Extracted records
>>>

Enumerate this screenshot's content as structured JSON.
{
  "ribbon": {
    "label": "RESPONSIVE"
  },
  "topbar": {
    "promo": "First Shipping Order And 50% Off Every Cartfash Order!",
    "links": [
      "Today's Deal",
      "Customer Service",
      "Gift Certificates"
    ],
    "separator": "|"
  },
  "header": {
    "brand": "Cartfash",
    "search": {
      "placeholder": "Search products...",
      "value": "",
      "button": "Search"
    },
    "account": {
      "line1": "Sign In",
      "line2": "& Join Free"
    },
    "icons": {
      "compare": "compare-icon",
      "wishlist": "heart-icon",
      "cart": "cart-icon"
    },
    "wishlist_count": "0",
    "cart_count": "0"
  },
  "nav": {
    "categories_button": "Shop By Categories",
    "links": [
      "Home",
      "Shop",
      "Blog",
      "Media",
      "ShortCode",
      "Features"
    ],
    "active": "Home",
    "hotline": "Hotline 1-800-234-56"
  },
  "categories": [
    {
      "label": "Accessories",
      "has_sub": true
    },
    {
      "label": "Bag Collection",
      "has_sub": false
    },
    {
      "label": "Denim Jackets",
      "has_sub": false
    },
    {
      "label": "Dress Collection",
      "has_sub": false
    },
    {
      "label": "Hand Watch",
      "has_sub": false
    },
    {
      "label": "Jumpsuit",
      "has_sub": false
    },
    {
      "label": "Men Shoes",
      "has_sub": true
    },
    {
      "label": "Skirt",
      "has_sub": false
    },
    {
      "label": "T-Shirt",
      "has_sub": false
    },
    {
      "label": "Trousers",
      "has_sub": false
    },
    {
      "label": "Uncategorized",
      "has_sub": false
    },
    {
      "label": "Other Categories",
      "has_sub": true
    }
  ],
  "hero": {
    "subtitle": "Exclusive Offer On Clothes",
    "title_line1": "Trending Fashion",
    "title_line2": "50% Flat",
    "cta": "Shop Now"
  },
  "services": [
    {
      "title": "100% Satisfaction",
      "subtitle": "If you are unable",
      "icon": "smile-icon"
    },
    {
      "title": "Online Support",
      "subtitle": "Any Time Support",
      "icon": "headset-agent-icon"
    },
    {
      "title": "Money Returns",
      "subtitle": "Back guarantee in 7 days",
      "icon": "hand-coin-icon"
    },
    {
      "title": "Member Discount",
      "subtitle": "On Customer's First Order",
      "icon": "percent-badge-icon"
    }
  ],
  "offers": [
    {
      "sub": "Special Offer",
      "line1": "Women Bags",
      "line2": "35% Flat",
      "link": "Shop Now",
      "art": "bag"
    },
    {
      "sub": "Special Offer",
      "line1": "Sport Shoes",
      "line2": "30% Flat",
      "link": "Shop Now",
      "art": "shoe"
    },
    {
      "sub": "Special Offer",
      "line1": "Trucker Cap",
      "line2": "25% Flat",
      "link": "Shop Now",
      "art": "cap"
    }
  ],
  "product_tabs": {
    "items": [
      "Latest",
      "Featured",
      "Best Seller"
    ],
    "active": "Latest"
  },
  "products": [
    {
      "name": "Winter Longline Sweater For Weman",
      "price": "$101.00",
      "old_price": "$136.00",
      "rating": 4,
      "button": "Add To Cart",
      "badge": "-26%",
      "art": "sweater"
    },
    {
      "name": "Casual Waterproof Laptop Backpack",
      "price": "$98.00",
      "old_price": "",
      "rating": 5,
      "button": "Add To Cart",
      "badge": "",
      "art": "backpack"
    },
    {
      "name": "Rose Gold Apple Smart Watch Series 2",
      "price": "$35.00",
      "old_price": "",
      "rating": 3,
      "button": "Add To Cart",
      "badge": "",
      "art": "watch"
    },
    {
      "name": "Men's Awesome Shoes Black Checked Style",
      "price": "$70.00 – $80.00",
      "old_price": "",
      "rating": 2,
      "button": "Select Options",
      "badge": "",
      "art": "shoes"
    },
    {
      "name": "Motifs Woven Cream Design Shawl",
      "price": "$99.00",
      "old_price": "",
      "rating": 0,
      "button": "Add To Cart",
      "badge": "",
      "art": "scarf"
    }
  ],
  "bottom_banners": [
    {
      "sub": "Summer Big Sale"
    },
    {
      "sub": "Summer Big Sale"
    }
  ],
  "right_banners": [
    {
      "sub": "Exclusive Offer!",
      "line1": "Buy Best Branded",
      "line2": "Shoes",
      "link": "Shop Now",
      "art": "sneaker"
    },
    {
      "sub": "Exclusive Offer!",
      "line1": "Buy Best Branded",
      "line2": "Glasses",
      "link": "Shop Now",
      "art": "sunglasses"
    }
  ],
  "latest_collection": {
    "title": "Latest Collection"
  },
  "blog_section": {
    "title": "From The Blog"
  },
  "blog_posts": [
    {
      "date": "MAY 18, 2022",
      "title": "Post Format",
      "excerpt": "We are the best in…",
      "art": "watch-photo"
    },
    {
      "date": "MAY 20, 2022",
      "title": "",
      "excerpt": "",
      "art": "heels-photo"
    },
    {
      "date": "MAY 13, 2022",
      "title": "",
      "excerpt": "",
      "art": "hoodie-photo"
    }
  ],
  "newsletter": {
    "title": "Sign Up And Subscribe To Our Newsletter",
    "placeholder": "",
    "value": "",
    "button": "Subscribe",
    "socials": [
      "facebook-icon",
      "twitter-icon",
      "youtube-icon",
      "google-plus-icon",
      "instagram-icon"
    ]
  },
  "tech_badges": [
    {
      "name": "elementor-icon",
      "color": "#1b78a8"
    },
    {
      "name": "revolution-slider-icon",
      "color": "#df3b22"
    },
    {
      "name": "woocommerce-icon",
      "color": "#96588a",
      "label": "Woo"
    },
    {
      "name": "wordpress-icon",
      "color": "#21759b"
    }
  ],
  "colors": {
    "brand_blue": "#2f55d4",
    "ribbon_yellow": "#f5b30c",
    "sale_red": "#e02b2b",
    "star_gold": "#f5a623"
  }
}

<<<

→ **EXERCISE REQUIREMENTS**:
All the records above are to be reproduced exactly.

→ **EXPECTED OUTPUT**:
Enumerate this screenshot's content as structured JSON.
{
  "ribbon": {
    "label": "RESPONSIVE"
  },
  "topbar": {
    "promo": "First Shipping Order And 50% Off Every Cartfash Order!",
    "links": [
      "Today's Deal",
      "Customer Service",
      "Gift Certificates"
    ],
    "separator": "|"
  },
  "header": {
    "brand": "Cartfash",
    "search": {
      "placeholder": "Search products...",
      "value": "",
      "button": "Search"
    },
    "account": {
      "line1": "Sign In",
      "line2": "& Join Free"
    },
    "icons": {
      "compare": "compare-icon",
      "wishlist": "heart-icon",
      "cart": "cart-icon"
    },
    "wishlist_count": "0",
    "cart_count": "0"
  },
  "nav": {
    "categories_button": "Shop By Categories",
    "links": [
      "Home",
      "Shop",
      "Blog",
      "Media",
      "ShortCode",
      "Features"
    ],
    "active": "Home",
    "hotline": "Hotline 1-800-234-56"
  },
  "categories": [
    {
      "label": "Accessories",
      "has_sub": true
    },
    {
      "label": "Bag Collection",
      "has_sub": false
    },
    {
      "label": "Denim Jackets",
      "has_sub": false
    },
    {
      "label": "Dress Collection",
      "has_sub": false
    },
    {
      "label": "Hand Watch",
      "has_sub": false
    },
    {
      "label": "Jumpsuit",
      "has_sub": false
    },
    {
      "label": "Men Shoes",
      "has_sub": true
    },
    {
      "label": "Skirt",
      "has_sub": false
    },
    {
      "label": "T-Shirt",
      "has_sub": false
    },
    {
      "label": "Trousers",
      "has_sub": false
    },
    {
      "label": "Uncategorized",
      "has_sub": false
    },
    {
      "label": "Other Categories",
      "has_sub": true
    }
  ],
  "hero": {
    "subtitle": "Exclusive Offer On Clothes",
    "title_line1": "Trending Fashion",
    "title_line2": "50% Flat",
    "cta": "Shop Now"
  },
  "services": [
    {
      "title": "100% Satisfaction",
      "subtitle": "If you are unable",
      "icon": "smile-icon"
    },
    {
      "title": "Online Support",
      "subtitle": "Any Time Support",
      "icon": "headset-agent-icon"
    },
    {
      "title": "Money Returns",
      "subtitle": "Back guarantee in 7 days",
      "icon": "hand-coin-icon"
    },
    {
      "title": "Member Discount",
      "subtitle": "On Customer's First Order",
      "icon": "percent-badge-icon"
    }
  ],
  "offers": [
    {
      "sub": "Special Offer",
      "line1": "Women Bags",
      "line2": "35% Flat",
      "link": "Shop Now",
      "art": "bag"
    },
    {
      "sub": "Special Offer",
      "line1": "Sport Shoes",
      "line2": "30% Flat",
      "link": "Shop Now",
      "art": "shoe"
    },
    {
      "sub": "Special Offer",
      "line1": "Trucker Cap",
      "line2": "25% Flat",
      "link": "Shop Now",
      "art": "cap"
    }
  ],
  "product_tabs": {
    "items": [
      "Latest",
      "Featured",
      "Best Seller"
    ],
    "active": "Latest"
  },
  "products": [
    {
      "name": "Winter Longline Sweater For Weman",
      "price": "$101.00",
      "old_price": "$136.00",
      "rating": 4,
      "button": "Add To Cart",
      "badge": "-26%",
      "art": "sweater"
    },
    {
      "name": "Casual Waterproof Laptop Backpack",
      "price": "$98.00",
      "old_price": "",
      "rating": 5,
      "button": "Add To Cart",
      "badge": "",
      "art": "backpack"
    },
    {
      "name": "Rose Gold Apple Smart Watch Series 2",
      "price": "$35.00",
      "old_price": "",
      "rating": 3,
      "button": "Add To Cart",
      "badge": "",
      "art": "watch"
    },
    {
      "name": "Men's Awesome Shoes Black Checked Style",
      "price": "$70.00 – $80.00",
      "old_price": "",
      "rating": 2,
      "button": "Select Options",
      "badge": "",
      "art": "shoes"
    },
    {
      "name": "Motifs Woven Cream Design Shawl",
      "price": "$99.00",
      "old_price": "",
      "rating": 0,
      "button": "Add To Cart",
      "badge": "",
      "art": "scarf"
    }
  ],
  "bottom_banners": [
    {
      "sub": "Summer Big Sale"
    },
    {
      "sub": "Summer Big Sale"
    }
  ],
  "right_banners": [
    {
      "sub": "Exclusive Offer!",
      "line1": "Buy Best Branded",
      "line2": "Shoes",
      "link": "Shop Now",
      "art": "sneaker"
    },
    {
      "sub": "Exclusive Offer!",
      "line1": "Buy Best Branded",
      "line2": "Glasses",
      "link": "Shop Now",
      "art": "sunglasses"
    }
  ],
  "latest_collection": {
    "title": "Latest Collection"
  },
  "blog_section": {
    "title": "From The Blog"
  },
  "blog_posts": [
    {
      "date": "MAY 18, 2022",
      "title": "Post Format",
      "excerpt": "We are the best in…",
      "art": "watch-photo"
    },
    {
      "date": "MAY 20, 2022",
      "title": "",
      "excerpt": "",
      "art": "heels-photo"
    },
    {
      "date": "MAY 13, 2022",
      "title": "",
      "excerpt": "",
      "art": "hoodie-photo"
    }
  ],
  "newsletter": {
    "title": "Sign Up And Subscribe To Our Newsletter",
    "placeholder": "",
    "value": "",
    "button": "Subscribe",
    "socials": [
      "facebook-icon",
      "twitter-icon",
      "youtube-icon",
      "google-plus-icon",
      "instagram-icon"
    ]
  },
  "tech_badges": [
    {
      "name": "elementor-icon",
      "color": "#1b78a8"
    },
    {
      "name": "revolution-slider-icon",
      "color": "#df3b22"
    },
    {
      "name": "woocommerce-icon",
      "color": "#96588a",
      "label": "Woo"
    },
    {
      "name": "wordpress-icon",
      "color": "#21759b"
    }
  ],
  "colors": {
    "brand_blue": "#2f55d4",
    "ribbon_yellow": "#f5b30c",
    "sale_red": "#e02b2b",
    "star_gold": "#f5a623"
  }
}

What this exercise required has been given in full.